» **Your assignment**
Copy every record that follows, word for word.

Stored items
• • •

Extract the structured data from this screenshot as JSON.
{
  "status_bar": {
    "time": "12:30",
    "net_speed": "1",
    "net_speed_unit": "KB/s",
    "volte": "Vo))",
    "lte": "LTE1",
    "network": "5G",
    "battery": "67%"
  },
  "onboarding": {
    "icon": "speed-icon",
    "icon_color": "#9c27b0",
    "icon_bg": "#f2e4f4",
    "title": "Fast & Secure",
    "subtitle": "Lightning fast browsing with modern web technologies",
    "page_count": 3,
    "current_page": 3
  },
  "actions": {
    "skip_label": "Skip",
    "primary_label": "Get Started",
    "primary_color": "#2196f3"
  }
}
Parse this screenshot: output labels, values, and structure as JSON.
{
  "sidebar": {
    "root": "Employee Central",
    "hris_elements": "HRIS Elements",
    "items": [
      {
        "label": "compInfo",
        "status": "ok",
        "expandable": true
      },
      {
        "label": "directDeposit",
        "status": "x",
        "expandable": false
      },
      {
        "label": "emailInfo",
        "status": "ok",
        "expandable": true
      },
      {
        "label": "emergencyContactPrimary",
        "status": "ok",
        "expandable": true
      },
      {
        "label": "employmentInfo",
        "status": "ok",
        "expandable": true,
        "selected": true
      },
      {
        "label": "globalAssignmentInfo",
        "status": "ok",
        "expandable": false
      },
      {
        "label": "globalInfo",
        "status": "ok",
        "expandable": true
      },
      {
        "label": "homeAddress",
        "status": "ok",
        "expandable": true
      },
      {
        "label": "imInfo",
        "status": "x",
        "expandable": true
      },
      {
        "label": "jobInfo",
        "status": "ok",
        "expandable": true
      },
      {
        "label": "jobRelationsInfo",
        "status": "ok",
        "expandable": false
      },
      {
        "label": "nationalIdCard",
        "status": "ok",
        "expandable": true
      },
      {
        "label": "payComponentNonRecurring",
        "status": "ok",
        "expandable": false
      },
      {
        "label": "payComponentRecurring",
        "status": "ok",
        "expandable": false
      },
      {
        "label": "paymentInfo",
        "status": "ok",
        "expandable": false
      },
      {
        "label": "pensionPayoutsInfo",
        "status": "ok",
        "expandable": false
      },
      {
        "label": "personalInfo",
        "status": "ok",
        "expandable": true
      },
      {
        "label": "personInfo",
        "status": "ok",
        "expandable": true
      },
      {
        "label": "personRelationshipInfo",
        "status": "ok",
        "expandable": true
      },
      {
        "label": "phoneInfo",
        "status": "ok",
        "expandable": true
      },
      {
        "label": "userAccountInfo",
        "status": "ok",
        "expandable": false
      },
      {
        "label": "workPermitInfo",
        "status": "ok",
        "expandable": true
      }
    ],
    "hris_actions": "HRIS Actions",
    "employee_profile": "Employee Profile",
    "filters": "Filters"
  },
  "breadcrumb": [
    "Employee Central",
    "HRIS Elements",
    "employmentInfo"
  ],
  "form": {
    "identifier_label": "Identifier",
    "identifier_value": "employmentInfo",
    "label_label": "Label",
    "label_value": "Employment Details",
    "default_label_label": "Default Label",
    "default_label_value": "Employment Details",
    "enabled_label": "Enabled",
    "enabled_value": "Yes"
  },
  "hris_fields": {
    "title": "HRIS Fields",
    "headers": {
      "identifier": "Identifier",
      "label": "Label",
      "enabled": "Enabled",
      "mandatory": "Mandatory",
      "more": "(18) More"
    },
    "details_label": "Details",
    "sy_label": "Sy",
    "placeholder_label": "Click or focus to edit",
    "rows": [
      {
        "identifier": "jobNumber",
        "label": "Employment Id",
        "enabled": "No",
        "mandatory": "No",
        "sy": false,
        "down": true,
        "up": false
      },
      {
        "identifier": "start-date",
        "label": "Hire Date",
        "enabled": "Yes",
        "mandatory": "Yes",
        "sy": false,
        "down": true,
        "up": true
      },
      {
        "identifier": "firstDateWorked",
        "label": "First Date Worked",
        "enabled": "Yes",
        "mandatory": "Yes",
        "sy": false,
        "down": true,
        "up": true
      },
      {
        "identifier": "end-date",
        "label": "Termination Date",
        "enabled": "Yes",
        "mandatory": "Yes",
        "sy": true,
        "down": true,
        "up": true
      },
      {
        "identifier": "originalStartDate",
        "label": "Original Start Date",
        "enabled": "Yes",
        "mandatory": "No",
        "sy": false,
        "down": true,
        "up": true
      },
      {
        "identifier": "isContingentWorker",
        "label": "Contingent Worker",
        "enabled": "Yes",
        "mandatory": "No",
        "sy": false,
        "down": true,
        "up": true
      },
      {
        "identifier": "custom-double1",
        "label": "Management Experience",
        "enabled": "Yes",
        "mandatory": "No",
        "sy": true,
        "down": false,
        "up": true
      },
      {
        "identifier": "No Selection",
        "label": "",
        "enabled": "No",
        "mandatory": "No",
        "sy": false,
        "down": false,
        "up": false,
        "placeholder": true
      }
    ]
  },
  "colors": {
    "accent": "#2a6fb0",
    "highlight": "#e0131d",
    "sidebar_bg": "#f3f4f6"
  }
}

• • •

» **Written answer**
Extract the structured data from this screenshot as JSON.
{
  "status_bar": {
    "time": "12:30",
    "net_speed": "1",
    "net_speed_unit": "KB/s",
    "volte": "Vo))",
    "lte": "LTE1",
    "network": "5G",
    "battery": "67%"
  },
  "onboarding": {
    "icon": "speed-icon",
    "icon_color": "#9c27b0",
    "icon_bg": "#f2e4f4",
    "title": "Fast & Secure",
    "subtitle": "Lightning fast browsing with modern web technologies",
    "page_count": 3,
    "current_page": 3
  },
  "actions": {
    "skip_label": "Skip",
    "primary_label": "Get Started",
    "primary_color": "#2196f3"
  }
}
Parse this screenshot: output labels, values, and structure as JSON.
{
  "sidebar": {
    "root": "Employee Central",
    "hris_elements": "HRIS Elements",
    "items": [
      {
        "label": "compInfo",
        "status": "ok",
        "expandable": true
      },
      {
        "label": "directDeposit",
        "status": "x",
        "expandable": false
      },
      {
        "label": "emailInfo",
        "status": "ok",
        "expandable": true
      },
      {
        "label": "emergencyContactPrimary",
        "status": "ok",
        "expandable": true
      },
      {
        "label": "employmentInfo",
        "status": "ok",
        "expandable": true,
        "selected": true
      },
      {
        "label": "globalAssignmentInfo",
        "status": "ok",
        "expandable": false
      },
      {
        "label": "globalInfo",
        "status": "ok",
        "expandable": true
      },
      {
        "label": "homeAddress",
        "status": "ok",
        "expandable": true
      },
      {
        "label": "imInfo",
        "status": "x",
        "expandable": true
      },
      {
        "label": "jobInfo",
        "status": "ok",
        "expandable": true
      },
      {
        "label": "jobRelationsInfo",
        "status": "ok",
        "expandable": false
      },
      {
        "label": "nationalIdCard",
        "status": "ok",
        "expandable": true
      },
      {
        "label": "payComponentNonRecurring",
        "status": "ok",
        "expandable": false
      },
      {
        "label": "payComponentRecurring",
        "status": "ok",
        "expandable": false
      },
      {
        "label": "paymentInfo",
        "status": "ok",
        "expandable": false
      },
      {
        "label": "pensionPayoutsInfo",
        "status": "ok",
        "expandable": false
      },
      {
        "label": "personalInfo",
        "status": "ok",
        "expandable": true
      },
      {
        "label": "personInfo",
        "status": "ok",
        "expandable": true
      },
      {
        "label": "personRelationshipInfo",
        "status": "ok",
        "expandable": true
      },
      {
        "label": "phoneInfo",
        "status": "ok",
        "expandable": true
      },
      {
        "label": "userAccountInfo",
        "status": "ok",
        "expandable": false
      },
      {
        "label": "workPermitInfo",
        "status": "ok",
        "expandable": true
      }
    ],
    "hris_actions": "HRIS Actions",
    "employee_profile": "Employee Profile",
    "filters": "Filters"
  },
  "breadcrumb": [
    "Employee Central",
    "HRIS Elements",
    "employmentInfo"
  ],
  "form": {
    "identifier_label": "Identifier",
    "identifier_value": "employmentInfo",
    "label_label": "Label",
    "label_value": "Employment Details",
    "default_label_label": "Default Label",
    "default_label_value": "Employment Details",
    "enabled_label": "Enabled",
    "enabled_value": "Yes"
  },
  "hris_fields": {
    "title": "HRIS Fields",
    "headers": {
      "identifier": "Identifier",
      "label": "Label",
      "enabled": "Enabled",
      "mandatory": "Mandatory",
      "more": "(18) More"
    },
    "details_label": "Details",
    "sy_label": "Sy",
    "placeholder_label": "Click or focus to edit",
    "rows": [
      {
        "identifier": "jobNumber",
        "label": "Employment Id",
        "enabled": "No",
        "mandatory": "No",
        "sy": false,
        "down": true,
        "up": false
      },
      {
        "identifier": "start-date",
        "label": "Hire Date",
        "enabled": "Yes",
        "mandatory": "Yes",
        "sy": false,
        "down": true,
        "up": true
      },
      {
        "identifier": "firstDateWorked",
        "label": "First Date Worked",
        "enabled": "Yes",
        "mandatory": "Yes",
        "sy": false,
        "down": true,
        "up": true
      },
      {
        "identifier": "end-date",
        "label": "Termination Date",
        "enabled": "Yes",
        "mandatory": "Yes",
        "sy": true,
        "down": true,
        "up": true
      },
      {
        "identifier": "originalStartDate",
        "label": "Original Start Date",
        "enabled": "Yes",
        "mandatory": "No",
        "sy": false,
        "down": true,
        "up": true
      },
      {
        "identifier": "isContingentWorker",
        "label": "Contingent Worker",
        "enabled": "Yes",
        "mandatory": "No",
        "sy": false,
        "down": true,
        "up": true
      },
      {
        "identifier": "custom-double1",
        "label": "Management Experience",
        "enabled": "Yes",
        "mandatory": "No",
        "sy": true,
        "down": false,
        "up": true
      },
      {
        "identifier": "No Selection",
        "label": "",
        "enabled": "No",
        "mandatory": "No",
        "sy": false,
        "down": false,
        "up": false,
        "placeholder": true
      }
    ]
  },
  "colors": {
    "accent": "#2a6fb0",
    "highlight": "#e0131d",
    "sidebar_bg": "#f3f4f6"
  }
}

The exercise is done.